Around Leinster House, and the Government departments, public bodies and watering holes clustered around it, there is one topic about which TDs, senators and party apparatchiks of all political hues are obsessed right now: the changes to constituency boundaries that will be recommended by the new Electoral Commission this summer.
It is one of the better long-term decisions by the Irish political elite, to make boundary revisions completely independent of the Government of the day. But that does not mean that politicians don’t try to influence – legitimately, through open submissions – its conclusions. With perhaps 20 new seats in the next Dáil, the stakes are especially high in this revision. And so TDs and parties have been bombarding the Commission with recommendations, all of which would – coincidentally, of course – be to their electoral benefit.
How seriously these are taken is debatable. But politicians are utterly convinced that the addition or subtraction of a few neighbourhoods can make all the difference to them. And they’re right – in individual cases. But the broader outcome of elections depends more on the bigger trends in public opinion.
So how do things stand? Right now the much-anticipated boundary revisions will be made on a political landscape that is broadly stable, if a bit jumpy.
Going on all the published opinions polls this year, the state of the parties looks more or less like this: Sinn Féin is in the early 30 per cents, Fine Gael the early 20s, Fianna Fáil the late teens; the Greens, Social Democrats, Labour are all in the 4-5 per cent bracket. Smaller parties and independents are around 12-15 per cent.
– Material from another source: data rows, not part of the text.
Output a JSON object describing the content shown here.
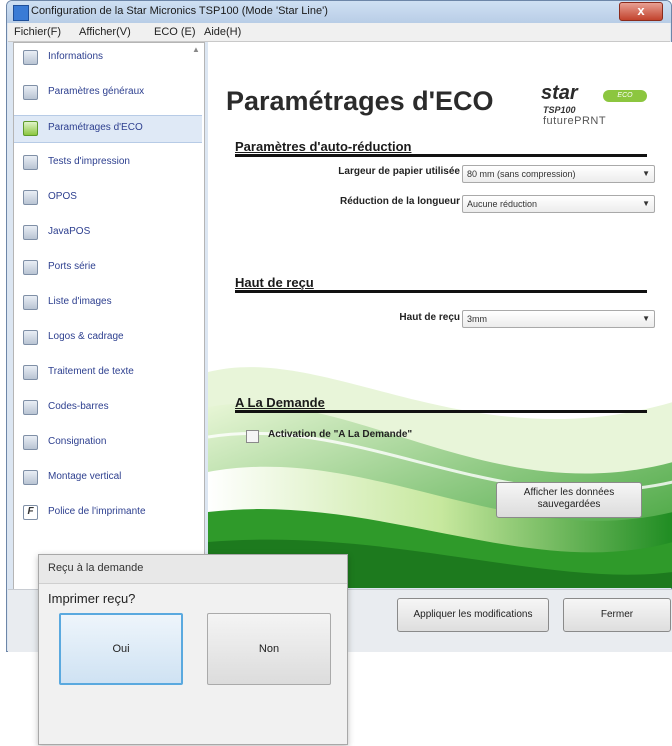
{
  "window": {
    "title": "Configuration de la Star Micronics TSP100 (Mode 'Star Line')",
    "close_label": "x"
  },
  "menu": [
    "Fichier(F)",
    "Afficher(V)",
    "ECO (E)",
    "Aide(H)"
  ],
  "sidebar": {
    "items": [
      {
        "label": "Informations",
        "icon": "info-icon"
      },
      {
        "label": "Paramètres généraux",
        "icon": "settings-icon"
      },
      {
        "label": "Paramétrages d'ECO",
        "icon": "eco-icon",
        "selected": true
      },
      {
        "label": "Tests d'impression",
        "icon": "print-test-icon"
      },
      {
        "label": "OPOS",
        "icon": "opos-icon"
      },
      {
        "label": "JavaPOS",
        "icon": "javapos-icon"
      },
      {
        "label": "Ports série",
        "icon": "serial-port-icon"
      },
      {
        "label": "Liste d'images",
        "icon": "image-list-icon"
      },
      {
        "label": "Logos & cadrage",
        "icon": "logo-icon"
      },
      {
        "label": "Traitement de texte",
        "icon": "text-processing-icon"
      },
      {
        "label": "Codes-barres",
        "icon": "barcode-icon"
      },
      {
        "label": "Consignation",
        "icon": "log-icon"
      },
      {
        "label": "Montage vertical",
        "icon": "vertical-mount-icon"
      },
      {
        "label": "Police de l'imprimante",
        "icon": "font-icon"
      }
    ]
  },
  "main": {
    "title": "Paramétrages d'ECO",
    "logo": {
      "brand": "star",
      "eco": "ECO",
      "model": "TSP100",
      "line": "futurePRNT"
    },
    "auto_reduction": {
      "title": "Paramètres d'auto-réduction",
      "paper_width_label": "Largeur de papier utilisée",
      "paper_width_value": "80 mm (sans compression)",
      "length_reduction_label": "Réduction de la longueur",
      "length_reduction_value": "Aucune réduction"
    },
    "receipt_top": {
      "title": "Haut de reçu",
      "label": "Haut de reçu",
      "value": "3mm"
    },
    "on_demand": {
      "title": "A La Demande",
      "checkbox_label": "Activation de \"A La Demande\"",
      "checked": false
    },
    "show_saved_button": "Afficher les données sauvegardées"
  },
  "footer": {
    "apply_button": "Appliquer les modifications",
    "close_button": "Fermer"
  },
  "dialog": {
    "title": "Reçu à la demande",
    "prompt": "Imprimer reçu?",
    "yes_button": "Oui",
    "no_button": "Non"
  },
  "colors": {
    "wave_green": "#2f9a2a",
    "wave_light": "#b9e08a",
    "logo_eco": "#8cc63f",
    "selection": "#dfe9f6",
    "dialog_focus": "#5aa9df"
  }
}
The Government is hardly widely loved; nor is it massively unpopular. There is a strong mood for change coalescing mainly around Sinn Féin, for sure. But the expectation that Sinn Féin will sweep the boards and crush its opponents is not – not yet anyway – borne out by the numbers. The mood for change is tempered by the fact that lots of people don’t want absolutely everything to change. Despite the prominence in our public debate of the promoters of revolutionary change – notably TDs from People Before Profit –, this point of view remains very much a minority allegiance. Perhaps that will change, though I think not.
In summary then, with the combined support for the Government parties at about 45 per cent, the combined support of Sinn Féin and other Opposition parties at something similar, and independents picking up the rest, the political and electoral future is up for grabs. The shape of the next Government is yet to be settled.
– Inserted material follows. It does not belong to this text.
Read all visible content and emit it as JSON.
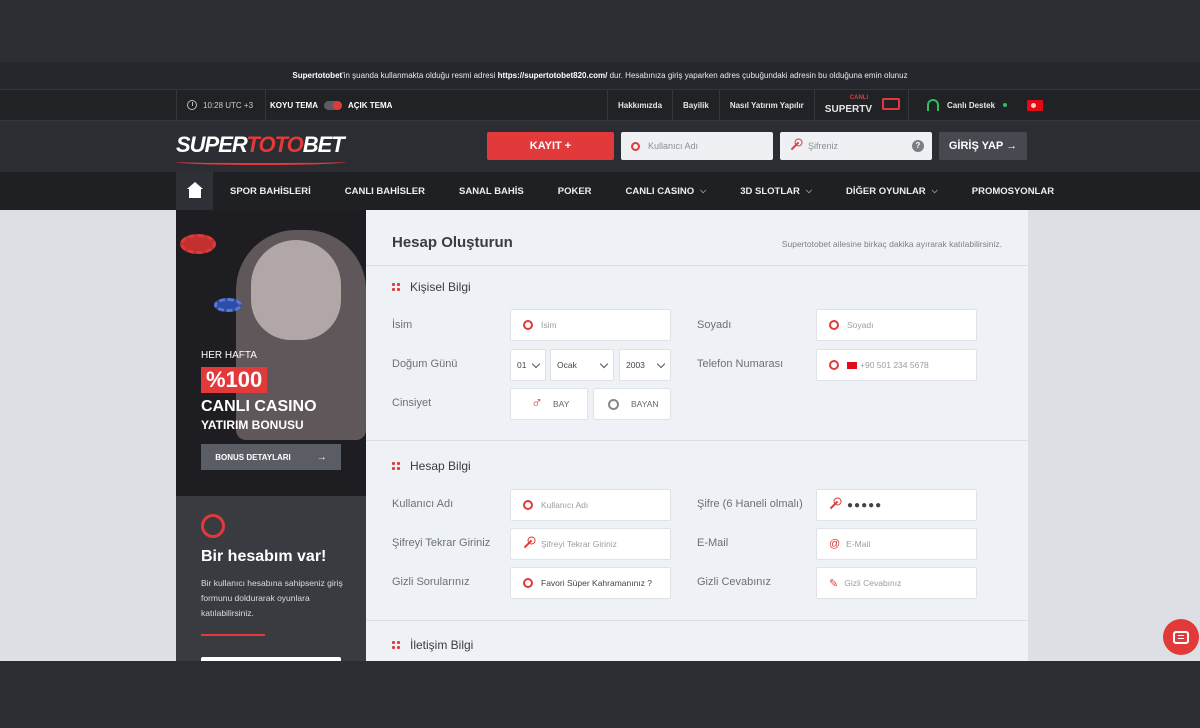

If I’m right about this, some important conclusions inevitably present themselves. One in particular: Sinn Féin still has to win it. The Government’s shortcomings will be not enough on their own to deliver power. Sinn Féin will have to convince enough people that it will be better.
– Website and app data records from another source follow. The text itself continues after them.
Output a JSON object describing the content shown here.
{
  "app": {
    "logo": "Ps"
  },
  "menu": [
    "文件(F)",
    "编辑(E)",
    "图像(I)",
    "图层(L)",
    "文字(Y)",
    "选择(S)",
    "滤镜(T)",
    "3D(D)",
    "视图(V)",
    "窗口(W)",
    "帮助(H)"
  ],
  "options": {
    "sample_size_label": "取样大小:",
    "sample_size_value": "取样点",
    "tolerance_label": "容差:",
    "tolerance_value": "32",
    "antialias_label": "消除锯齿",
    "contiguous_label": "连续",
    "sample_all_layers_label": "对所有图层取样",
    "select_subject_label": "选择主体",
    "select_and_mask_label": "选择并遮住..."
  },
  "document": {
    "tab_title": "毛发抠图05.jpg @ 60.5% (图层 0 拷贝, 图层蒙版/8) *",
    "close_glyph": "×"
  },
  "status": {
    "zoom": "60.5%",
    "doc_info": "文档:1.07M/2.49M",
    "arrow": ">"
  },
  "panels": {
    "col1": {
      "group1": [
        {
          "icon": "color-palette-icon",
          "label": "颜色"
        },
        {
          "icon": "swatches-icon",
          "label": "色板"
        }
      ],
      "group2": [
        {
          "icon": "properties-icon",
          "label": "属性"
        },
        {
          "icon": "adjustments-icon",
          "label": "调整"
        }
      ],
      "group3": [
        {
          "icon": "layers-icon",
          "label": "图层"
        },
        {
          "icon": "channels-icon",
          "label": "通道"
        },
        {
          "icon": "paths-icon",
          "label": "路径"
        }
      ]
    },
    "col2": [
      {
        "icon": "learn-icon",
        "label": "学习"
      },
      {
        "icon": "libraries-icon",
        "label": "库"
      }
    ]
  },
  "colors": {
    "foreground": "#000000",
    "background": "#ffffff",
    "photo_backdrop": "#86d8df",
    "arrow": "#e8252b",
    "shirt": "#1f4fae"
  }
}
The party, of course, realised this long ago, and so began to consciously manage the difficult balancing act of promising change while reassuring people that the things they like – a strong economy, a large welfare state, a stable society – won’t change. Success has been mixed so far. My guess is that the only way to manage this challenge is to be clear about what the party would do in Government. As two examples demonstrated this week, that is a difficult path to walk.
The first example was when Conor Gallagher revealed in The Irish Times that a secret agreement between the Irish and British governments, under which RAF jets police Russian intrusions into Irish airspace, has been in operation since the early days of the Cold War. It was quite the scoop. The Government refused to confirm or deny, citing national security concerns (pull the other one; I think the Russians know that the jets buzzing them aren’t Irish). But ministers insisted that if there were any arrangements, they were fully in accordance with Irish neutrality. Of course they are. That’s why they’re kept secret.
Sinn Féin immediately demanded a briefing on all this, a request which at the time of writing had not been responded to. What I found interesting, though, was that the party didn’t immediately call for the cessation of the arrangement. Subsequent inquiries, as we report today, revealed that the party has abandoned its commitment to withdraw from the EU’s military co-operation programme (Pesco) and the Nato Partnership for Peace. This is, depending on how you look at these things, a sensible adjustment in the party’s foreign policy, or a shameful abandonment of its principles. Either way, it is clearly done with one eye on being in Government. It is not the boldest prediction you will ever hear to say we can expect more of this.
The second example on the other story of the week: the sky-high costs of groceries, and what the Government might do about it. Sinn Féin was vocal and effective in challenging the Coalition for its talk-loudly-and-carry-a-small-stick approach. But when asked “what would you do?” by a tenacious Sarah McInerney on RTÉ’s Drivetime radio programme, Sinn Féin’s Louise O’Reilly was suddenly uncharacteristically coy. The best that McInerney could get out of her was: “We need to set targets”. What exactly these might be, or how they could be enforced, remained unexplained.
Coming up with worked-out plans for reform that could actually be implemented in Government and then communicating them is a lot harder than merrily lambasting the incumbents at every turn. But ultimately it is the only thing guaranteed to translate buoyant opinion polls in opposition into a true mandate for Government. Sinn Féin has clearly grasped this. Expect much reassuring of the base that their leaders have not sold out, as the party inches towards the governing centre.